SECTION 84. Notwithstanding section 53 of chapter 118E of the General Laws, the executive office of health and human services may determine the extent of which to include within its covered services for adults the federally optional dental services that were included in its state plan or demonstration program in effect on January 1, 2002, and the dental services that were covered for adults in the MassHealth basic program as of January 1, 2002; provided, however, that the level of covered services provided shall not exceed the level of services as provided in fiscal year 2014.


This proposal is our cue to dig in and continue to advocate for restoration of MassHealth adult dental benefits. And that’s exactly what is being done. Representative John Scibak is filing an amendment for full dental care, and we here at HCFA are helping to build support. Here’s what you can do to help today:

  • Call your Representative. Urge them to contact Representative Scibak’s office to sign on to his amendment for FULL restoration of MassHealth adult dental benefits. The amendment calls for an increase of $67.7 million for line item 4000-0700. The cosponsor deadline is Friday at noon, so please don’t delay!
  • Join us at the State House on April 16th. Advocates, providers, and consumers are coming together at 1:30 on April 16th to push for restoration of MassHealth adult dental benefits. It will be a brief but important event, followed by the opportunity to deliver the message that the time for restoration is now directly to legislators and staff. More information is online here.

Over 600,000 adults on MassHealth are counting on us to make sure they get the coverage they need to stay healthy.

     - Courtney Chelo

April 5, 2014


Colbert mourns the 7.1 million enrolled in exchange plans. Wait 'till he finds out total new coverage due to the ACA is as many as 26 million, and growing (source).

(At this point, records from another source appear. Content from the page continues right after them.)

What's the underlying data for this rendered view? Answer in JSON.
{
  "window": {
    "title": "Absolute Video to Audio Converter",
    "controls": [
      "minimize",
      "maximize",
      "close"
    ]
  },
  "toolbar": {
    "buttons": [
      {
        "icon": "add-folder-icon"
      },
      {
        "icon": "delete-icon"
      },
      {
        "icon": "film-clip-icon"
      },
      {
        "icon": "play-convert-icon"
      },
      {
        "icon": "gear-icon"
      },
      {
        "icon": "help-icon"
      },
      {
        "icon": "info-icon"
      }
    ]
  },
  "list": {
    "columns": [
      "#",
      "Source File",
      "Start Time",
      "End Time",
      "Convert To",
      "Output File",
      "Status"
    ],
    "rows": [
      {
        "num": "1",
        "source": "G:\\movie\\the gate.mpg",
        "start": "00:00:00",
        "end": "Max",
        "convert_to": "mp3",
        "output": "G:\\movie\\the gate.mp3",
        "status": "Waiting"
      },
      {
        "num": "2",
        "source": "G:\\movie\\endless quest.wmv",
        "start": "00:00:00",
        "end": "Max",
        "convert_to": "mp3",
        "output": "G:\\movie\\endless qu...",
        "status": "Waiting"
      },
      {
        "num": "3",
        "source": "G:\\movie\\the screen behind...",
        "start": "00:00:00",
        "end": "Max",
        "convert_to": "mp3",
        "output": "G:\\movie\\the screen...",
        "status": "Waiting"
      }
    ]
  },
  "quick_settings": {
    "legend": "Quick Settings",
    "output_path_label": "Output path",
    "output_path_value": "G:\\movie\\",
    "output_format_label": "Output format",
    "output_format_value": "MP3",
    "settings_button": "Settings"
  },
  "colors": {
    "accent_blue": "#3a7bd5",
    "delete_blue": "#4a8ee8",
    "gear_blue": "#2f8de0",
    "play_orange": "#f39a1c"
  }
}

Click here to watch, or on the picture above.

April 3, 2014

The Blue Cross Foundation today issued an update to their essential chartpack, MassHealth: The Basics - Facts, Trends and National Context.

The charts are prepared by the Center for Health Law and Economics at the UMass Medical School, and put MassHealth, our Medicaid program, in the context of who gets helped, what it costs, and how people get coverage. The Foundation has been issuing these periodically since 2008, and they are the definitive source of background on MassHealth.The latest one includes charts showing that

  • MassHealth covers a third of all births in the state, and cares for more than half of people with disabilities, more than half of children of low-income families, and two-thirds of residents of nursing facilities;
  • nearly two-thirds of the program's spending is for the care of members with disabilities and for seniors.
  • the main driver of MassHealth spending growth in recent years has been the increase in MassHealth members, not the amount spent for each member. Per capita spending has grown by an average of just 1 percent per year in the past 5 years, much less than private insurance.
  • MassHealth has been providing more care in community-based settings and less in facilities and inpatient settings. Over the past six years, spending on nursing facility and hospital inpatient care declined slightly while a substantial portion of growth in spending was due to increased spending on community based long term support services.
  • Massachusetts is in the middle of the pack among states in the percent of residents covered by Medicaid.

But what caught this wonk's eye is the chart showing who gets which type of MassHealth and other subsidized coverage, based on age, family and disability status, and other factors. Because of the ACA, the state is able to dramatically simplify the various flavors of MassHealth coverage.

Here's the old version, pre 2014 (slide 6 from this presentation):


Susidized coverage chart before 2014


And here's the new version (slide 5), as of 2014 and the ACA:


The current version is much simpler for members to understand, for providers to work with, and for the state to administer. This is what progress looks like.

   -Brian Rosman